Board of directors meetings are notoriously long—sometimes lasting upwards of 4 or 5 hours for boards that meet less frequently. Meanwhile, in the age of tech, we’re also being told we have attention spans shorter than a goldfish.
So how do we liven up board meetings to help the collaborative and innovative nature of the boardroom thrive?
This is a strategy that elementary school teachers have been employing for decades. When they see their students growing antsy or bored, they encourage kids to get up and dance around or do some group exercises.
Then, they refocus the students to the task at hand, or they incorporate the movement into the actual task.
OK, so maybe we’re not going to see board members dancing around the boardroom, but the principle behind this tactic is a good one: the happier and looser our bodies are, the easier it is for our minds to focus. So how do we translate it?
It can be as simple as employing a series of really regular bathroom breaks or as involved as incorporating some stretching elements into the actual meetings. Either way, board members need time to decompress physically and mentally. Marathon-ing through a 4-hour meeting probably won’t lead to top-notch attention and involvement.
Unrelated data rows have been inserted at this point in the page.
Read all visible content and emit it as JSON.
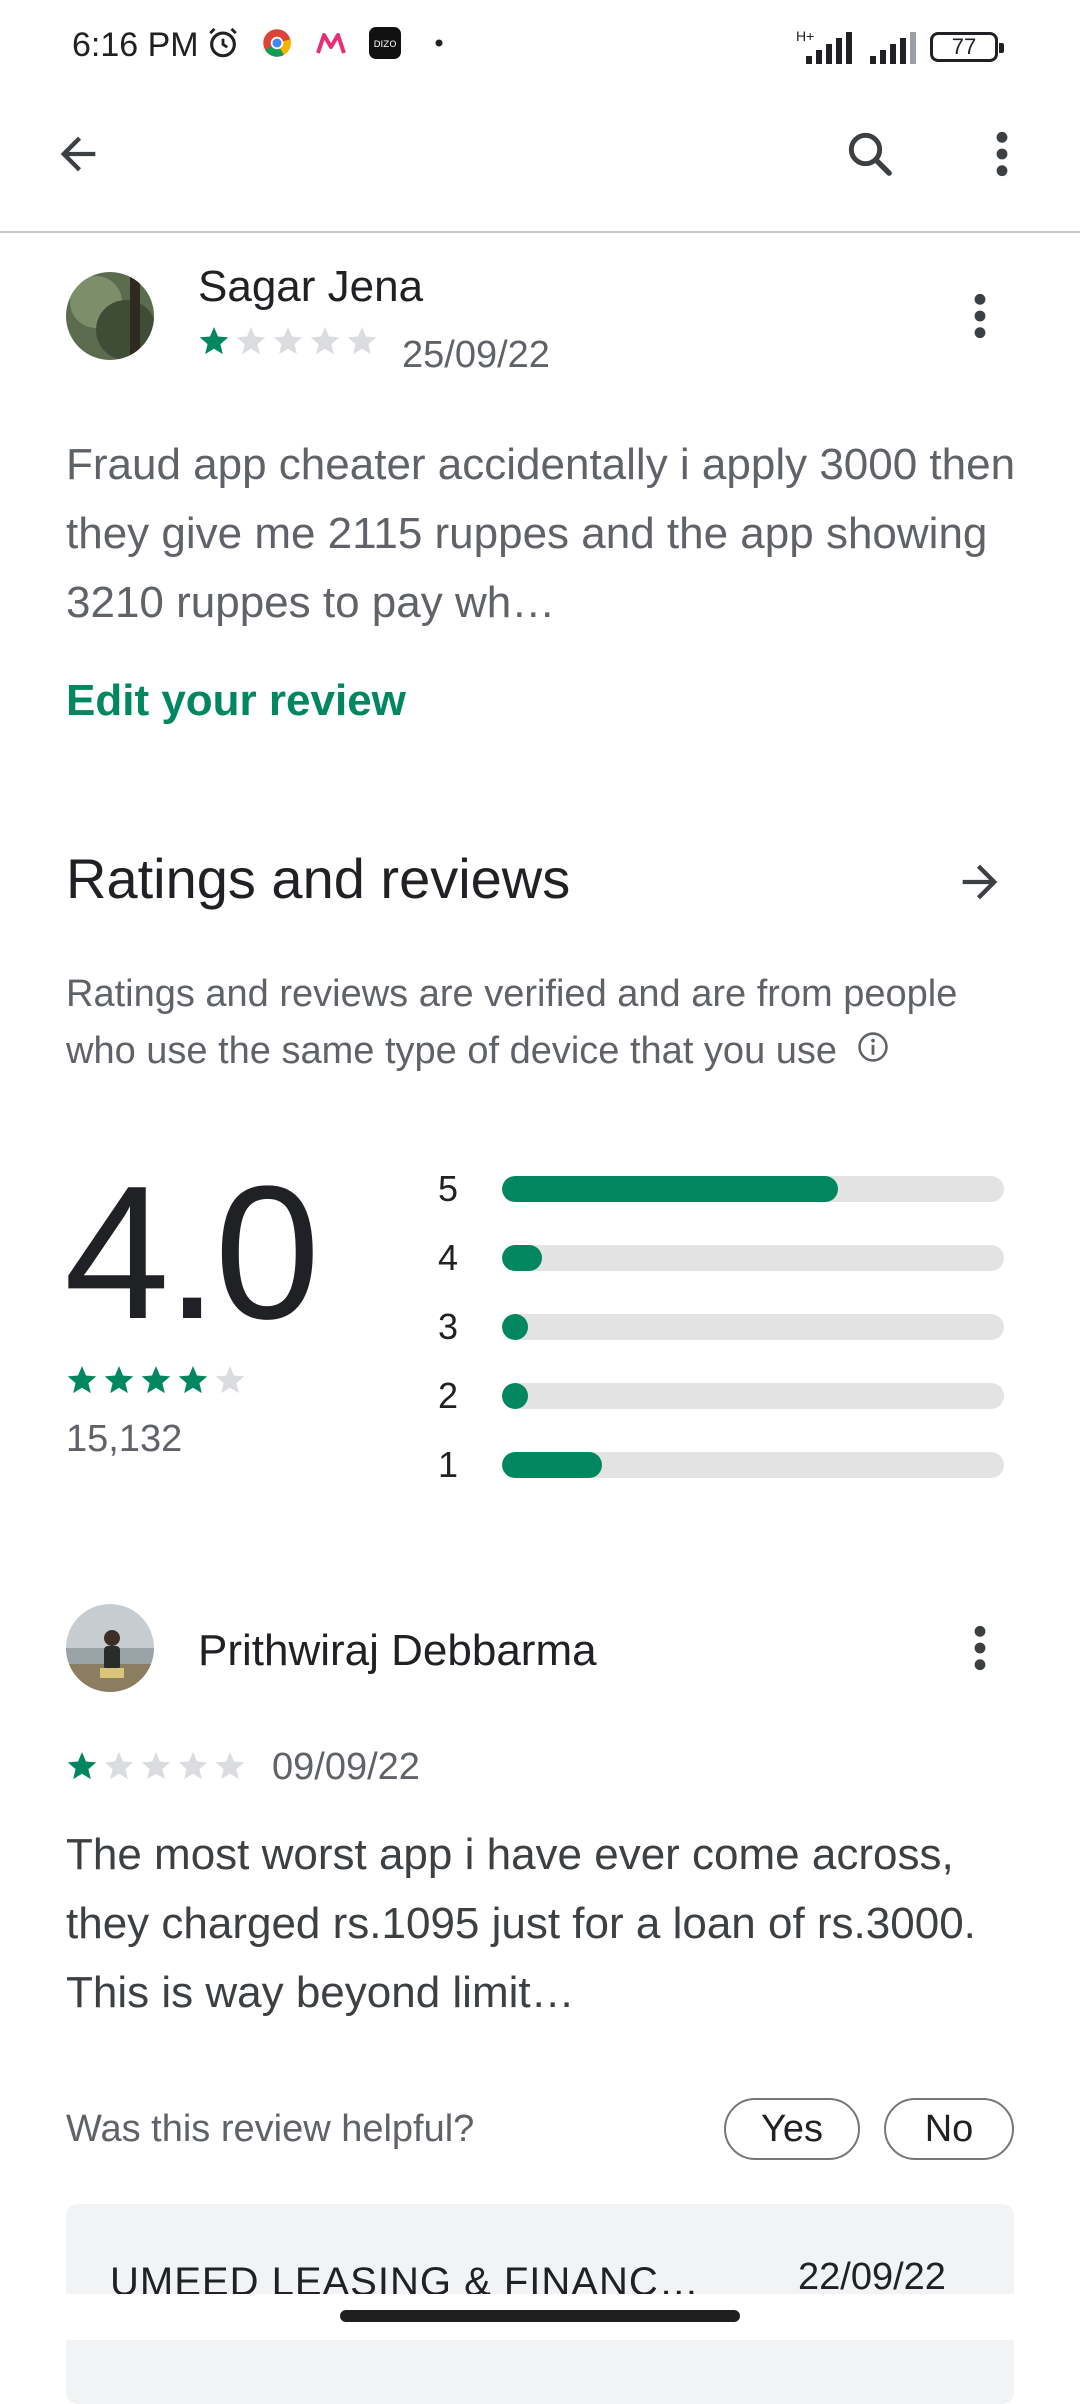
{
  "status_bar": {
    "time": "6:16 PM",
    "battery": "77",
    "network": "H+"
  },
  "colors": {
    "accent": "#01875f",
    "track": "#e3e3e3",
    "text_secondary": "#5f6368"
  },
  "user_review": {
    "name": "Sagar Jena",
    "rating": 1,
    "date": "25/09/22",
    "text": "Fraud app cheater accidentally i apply 3000 then they give me 2115 ruppes and the app showing 3210 ruppes to pay wh…",
    "edit_label": "Edit your review"
  },
  "ratings": {
    "title": "Ratings and reviews",
    "note": "Ratings and reviews are verified and are from people who use the same type of device that you use",
    "average": "4.0",
    "stars": 4,
    "count": "15,132",
    "distribution": [
      {
        "label": "5",
        "fraction": 0.67
      },
      {
        "label": "4",
        "fraction": 0.08
      },
      {
        "label": "3",
        "fraction": 0.05
      },
      {
        "label": "2",
        "fraction": 0.05
      },
      {
        "label": "1",
        "fraction": 0.2
      }
    ]
  },
  "review": {
    "name": "Prithwiraj Debbarma",
    "rating": 1,
    "date": "09/09/22",
    "text": "The most worst app i have ever come across, they charged rs.1095 just for a loan of rs.3000. This is way beyond limit…",
    "helpful_question": "Was this review helpful?",
    "yes_label": "Yes",
    "no_label": "No"
  },
  "developer_reply": {
    "name": "UMEED LEASING & FINANC…",
    "date": "22/09/22"
  }
}
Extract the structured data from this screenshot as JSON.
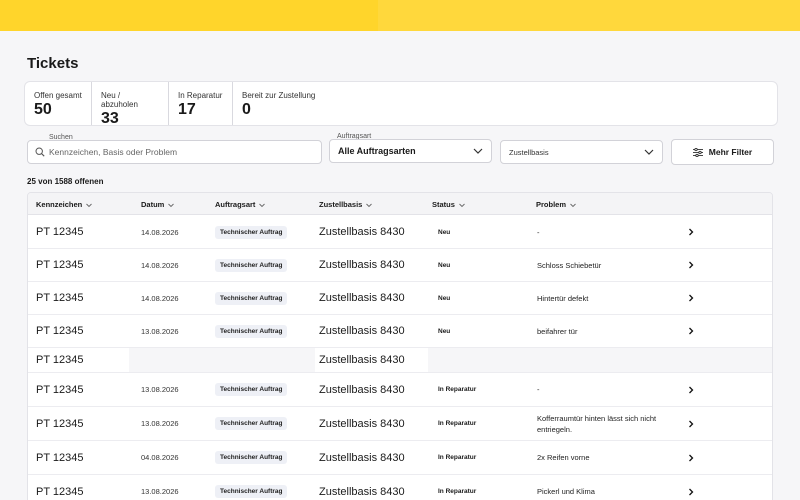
{
  "page": {
    "title": "Tickets"
  },
  "stats": [
    {
      "label": "Offen gesamt",
      "value": "50"
    },
    {
      "label": "Neu / abzuholen",
      "value": "33"
    },
    {
      "label": "In Reparatur",
      "value": "17"
    },
    {
      "label": "Bereit zur Zustellung",
      "value": "0"
    }
  ],
  "filters": {
    "search_label": "Suchen",
    "search_placeholder": "Kennzeichen, Basis oder Problem",
    "auftragsart_label": "Auftragsart",
    "auftragsart_value": "Alle Auftragsarten",
    "zustellbasis_value": "Zustellbasis",
    "more_filters": "Mehr Filter"
  },
  "count_text": "25 von 1588 offenen",
  "table": {
    "headers": [
      "Kennzeichen",
      "Datum",
      "Auftragsart",
      "Zustellbasis",
      "Status",
      "Problem"
    ],
    "rows": [
      {
        "kz": "PT 12345",
        "datum": "14.08.2026",
        "art": "Technischer Auftrag",
        "basis": "Zustellbasis 8430",
        "status": "Neu",
        "problem": "-"
      },
      {
        "kz": "PT 12345",
        "datum": "14.08.2026",
        "art": "Technischer Auftrag",
        "basis": "Zustellbasis 8430",
        "status": "Neu",
        "problem": "Schloss Schiebetür"
      },
      {
        "kz": "PT 12345",
        "datum": "14.08.2026",
        "art": "Technischer Auftrag",
        "basis": "Zustellbasis 8430",
        "status": "Neu",
        "problem": "Hintertür defekt"
      },
      {
        "kz": "PT 12345",
        "datum": "13.08.2026",
        "art": "Technischer Auftrag",
        "basis": "Zustellbasis 8430",
        "status": "Neu",
        "problem": "beifahrer tür"
      },
      {
        "kz": "PT 12345",
        "datum": "",
        "art": "",
        "basis": "Zustellbasis 8430",
        "status": "",
        "problem": ""
      },
      {
        "kz": "PT 12345",
        "datum": "13.08.2026",
        "art": "Technischer Auftrag",
        "basis": "Zustellbasis 8430",
        "status": "In Reparatur",
        "problem": "-"
      },
      {
        "kz": "PT 12345",
        "datum": "13.08.2026",
        "art": "Technischer Auftrag",
        "basis": "Zustellbasis 8430",
        "status": "In Reparatur",
        "problem": "Kofferraumtür hinten lässt sich nicht entriegeln."
      },
      {
        "kz": "PT 12345",
        "datum": "04.08.2026",
        "art": "Technischer Auftrag",
        "basis": "Zustellbasis 8430",
        "status": "In Reparatur",
        "problem": "2x Reifen vorne"
      },
      {
        "kz": "PT 12345",
        "datum": "13.08.2026",
        "art": "Technischer Auftrag",
        "basis": "Zustellbasis 8430",
        "status": "In Reparatur",
        "problem": "Pickerl und Klima"
      }
    ]
  },
  "colors": {
    "topbar": "#ffd83c",
    "background": "#f6f6f8",
    "badge": "#eef0f6"
  },
  "icons": {
    "search": "search-icon",
    "chevron": "chevron-down-icon",
    "filter": "sliders-icon",
    "row_arrow": "chevron-right-icon"
  }
}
They have to be prepared to dive into a sea of data and information while maintaining a “big picture” mindset in order to help steer their organization into a successful future.
Most board members will tell you that data inundation is a major nonstarter and can make their role at your organization more difficult.
As one Business Insider columnist writes, “Boards are there to strategically direct management for success and growth—overwhelming them with data will get them in the weeds and off the strategic path.” In other words, if boards spend the majority of their meeting time reviewing past facts and figures, it hampers their ability to spend time in strategic brainstorming.
They keep meeting minutes, oversee the agenda, and manage historical documentation for the board. Sometimes, based on specific needs at an organization, boards will assign other duties to their corporate secretary, too.
Being an excellent corporate secretary is no easy feat—it is definitely one of the most demanding positions on an executive board.
As the corporate world has moved farther and farther into the digital age, the landscape of the boardroom has progressed to embrace technological advances. Once upon a time, boards relied heavily on printed board packets and agendas—a practice that is closely linked with the duties of corporate secretaries.
With the introduction of the Internet and email, boards were able to communicate more quickly and efficiently.